In favorable conditions, such weapons can be effective and useful. The trenches of the belligerent armies are often separated by only 20-30 yards, and in the course of constant attacks and counterattacks, different sections of the same trench may belong to different forces. When performing a combat mission, the flamethrower runs the risk of falling under its own flame and getting fatal burns. For this reason, he is entitled to safety goggles and a fire-resistant mask covering the face and neck.
A look from the past
An article about "gas and fire" on the fronts of the First World War appeared in July 1915 - a year after the beginning of the war and several years before its end. By this time, new weapons and weapons had appeared on the battlefields, which seriously influenced the course of battles and the appearance of the war as a whole. At the same time, some new items have not yet appeared or have not had time to receive proper development.
Various means of protection against gases
An article from Popular Mechanics shows that in 1915, chemical weapons were still considered quite dangerous and effective, and both irritants and toxic substances were used on the front. However, in parallel, there was a development of means of protection against them. Then it was assumed that they would not only allow to fight in conditions of chemical contamination, but also seriously change the appearance of the army. Conclusions were also made about jet-type flamethrowers. They were considered useful weapons, but not without a number of disadvantages.
Against the background of the general features of the First World War, discussions about civilized and barbaric methods of war look very specific. Also noteworthy is the proposal to create a projectile with poisoned fragments - fortunately, remained without practical implementation. Separately, it is worth noting information about the poisonous substance "turpinit", which at one time was reported only by German sources. It is believed that such a gas never existed, and rumors about it are associated with a misinterpretation of real facts.
In 1915, an American magazine could not know how events would develop in the future. Popular Mechanics wrote that France uses gas shells and bombs, while Germany is limited to balloon attacks. Subsequently, all parties to the conflict mastered all methods of using toxic substances and actively used them until the very end of the war.
The general prospects for chemical warfare agents also remained unknown. Already during the war, work began in different countries to create means and methods of protection, which seriously affected the potential effectiveness of such weapons. As a consequence, in the conflicts of the coming decades, chemicals were used sparingly, in limited quantities and without significant effect.
During the First World War, jet flamethrowers were considered modern and effective weapons, but with some drawbacks. In the future, despite all the efforts, the gunsmiths failed to get rid of the inherent problems of such systems. They found application in the future, but by the middle of the century they began to leave the armies due to limited benefits and excessive risks. It is unlikely that such a development of events was obvious in 1915, when the flamethrower was one of the most terrible weapons.

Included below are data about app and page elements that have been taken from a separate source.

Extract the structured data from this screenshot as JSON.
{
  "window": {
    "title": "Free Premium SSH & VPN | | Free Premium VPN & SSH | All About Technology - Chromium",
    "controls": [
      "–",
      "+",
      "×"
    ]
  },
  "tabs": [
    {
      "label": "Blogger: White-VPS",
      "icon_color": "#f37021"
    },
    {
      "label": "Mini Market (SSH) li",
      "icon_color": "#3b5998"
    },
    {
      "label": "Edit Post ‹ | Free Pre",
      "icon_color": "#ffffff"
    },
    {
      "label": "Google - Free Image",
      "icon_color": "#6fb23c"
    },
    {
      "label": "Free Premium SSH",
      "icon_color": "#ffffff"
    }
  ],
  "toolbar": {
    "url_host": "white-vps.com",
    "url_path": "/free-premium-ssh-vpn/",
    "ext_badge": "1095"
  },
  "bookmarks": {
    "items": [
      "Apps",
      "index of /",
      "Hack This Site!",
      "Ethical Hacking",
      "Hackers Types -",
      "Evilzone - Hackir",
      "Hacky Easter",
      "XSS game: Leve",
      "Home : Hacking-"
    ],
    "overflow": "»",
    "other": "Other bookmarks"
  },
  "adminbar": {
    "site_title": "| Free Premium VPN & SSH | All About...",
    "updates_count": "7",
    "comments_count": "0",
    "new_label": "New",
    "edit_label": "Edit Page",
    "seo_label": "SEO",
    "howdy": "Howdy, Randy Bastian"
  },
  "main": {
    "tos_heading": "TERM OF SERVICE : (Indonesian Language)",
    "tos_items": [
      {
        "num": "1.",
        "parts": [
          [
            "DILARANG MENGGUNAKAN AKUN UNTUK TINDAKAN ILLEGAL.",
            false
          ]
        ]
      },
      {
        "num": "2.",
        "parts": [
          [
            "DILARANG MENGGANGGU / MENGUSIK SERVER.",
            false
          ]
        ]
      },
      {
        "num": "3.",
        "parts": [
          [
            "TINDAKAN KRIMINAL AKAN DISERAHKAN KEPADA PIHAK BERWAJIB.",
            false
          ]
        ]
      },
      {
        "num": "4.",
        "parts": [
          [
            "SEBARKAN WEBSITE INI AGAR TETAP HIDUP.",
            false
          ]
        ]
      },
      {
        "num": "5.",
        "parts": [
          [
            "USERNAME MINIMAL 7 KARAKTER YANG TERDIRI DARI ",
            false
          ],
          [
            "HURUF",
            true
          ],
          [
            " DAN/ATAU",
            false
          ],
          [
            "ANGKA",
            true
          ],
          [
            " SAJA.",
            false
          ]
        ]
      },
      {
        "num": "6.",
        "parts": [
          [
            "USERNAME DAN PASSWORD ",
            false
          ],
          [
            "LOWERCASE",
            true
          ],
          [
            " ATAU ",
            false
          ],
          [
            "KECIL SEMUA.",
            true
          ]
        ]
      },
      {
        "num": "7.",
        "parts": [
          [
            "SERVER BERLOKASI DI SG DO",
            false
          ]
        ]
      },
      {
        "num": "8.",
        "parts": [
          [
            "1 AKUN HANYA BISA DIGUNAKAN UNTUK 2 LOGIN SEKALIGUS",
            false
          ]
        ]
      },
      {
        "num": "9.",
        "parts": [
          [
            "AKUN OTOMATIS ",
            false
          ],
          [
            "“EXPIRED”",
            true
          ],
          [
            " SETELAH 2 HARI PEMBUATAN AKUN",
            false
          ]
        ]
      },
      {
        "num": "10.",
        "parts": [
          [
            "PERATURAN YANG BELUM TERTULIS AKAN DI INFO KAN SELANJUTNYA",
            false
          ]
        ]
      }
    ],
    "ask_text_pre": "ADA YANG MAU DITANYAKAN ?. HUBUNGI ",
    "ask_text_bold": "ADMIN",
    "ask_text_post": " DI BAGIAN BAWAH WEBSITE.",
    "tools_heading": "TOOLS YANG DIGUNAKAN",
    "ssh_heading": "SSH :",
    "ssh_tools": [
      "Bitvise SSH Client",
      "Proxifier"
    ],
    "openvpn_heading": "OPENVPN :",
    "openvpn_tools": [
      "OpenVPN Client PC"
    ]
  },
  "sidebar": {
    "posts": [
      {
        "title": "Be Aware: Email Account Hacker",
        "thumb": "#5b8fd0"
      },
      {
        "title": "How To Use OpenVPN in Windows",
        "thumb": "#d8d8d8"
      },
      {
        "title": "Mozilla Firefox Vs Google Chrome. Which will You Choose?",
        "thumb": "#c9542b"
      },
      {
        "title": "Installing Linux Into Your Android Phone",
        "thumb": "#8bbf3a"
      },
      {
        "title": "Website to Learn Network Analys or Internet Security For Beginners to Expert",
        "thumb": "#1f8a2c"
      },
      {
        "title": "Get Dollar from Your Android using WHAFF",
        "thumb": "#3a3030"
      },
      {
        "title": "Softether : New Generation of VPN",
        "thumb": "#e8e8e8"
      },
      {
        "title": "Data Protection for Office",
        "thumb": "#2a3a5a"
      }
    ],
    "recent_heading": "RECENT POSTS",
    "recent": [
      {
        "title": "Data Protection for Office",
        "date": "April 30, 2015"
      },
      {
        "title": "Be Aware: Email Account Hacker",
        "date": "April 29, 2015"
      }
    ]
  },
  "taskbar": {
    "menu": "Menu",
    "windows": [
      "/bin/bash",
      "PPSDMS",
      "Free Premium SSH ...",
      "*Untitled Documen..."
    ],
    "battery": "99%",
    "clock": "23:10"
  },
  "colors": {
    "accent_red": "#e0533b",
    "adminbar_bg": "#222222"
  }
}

On the whole, the article "Fire and Gas in World War" from a magazine from the still neutral USA looked quite interesting and objective (by the standards of mid-1915). But nevertheless, taking into account the modern "after-message", such publications do not look detailed enough or objective. At the same time, they perfectly show what opinions and moods took place in the past, when the world war was gaining momentum and showed more and more horrors.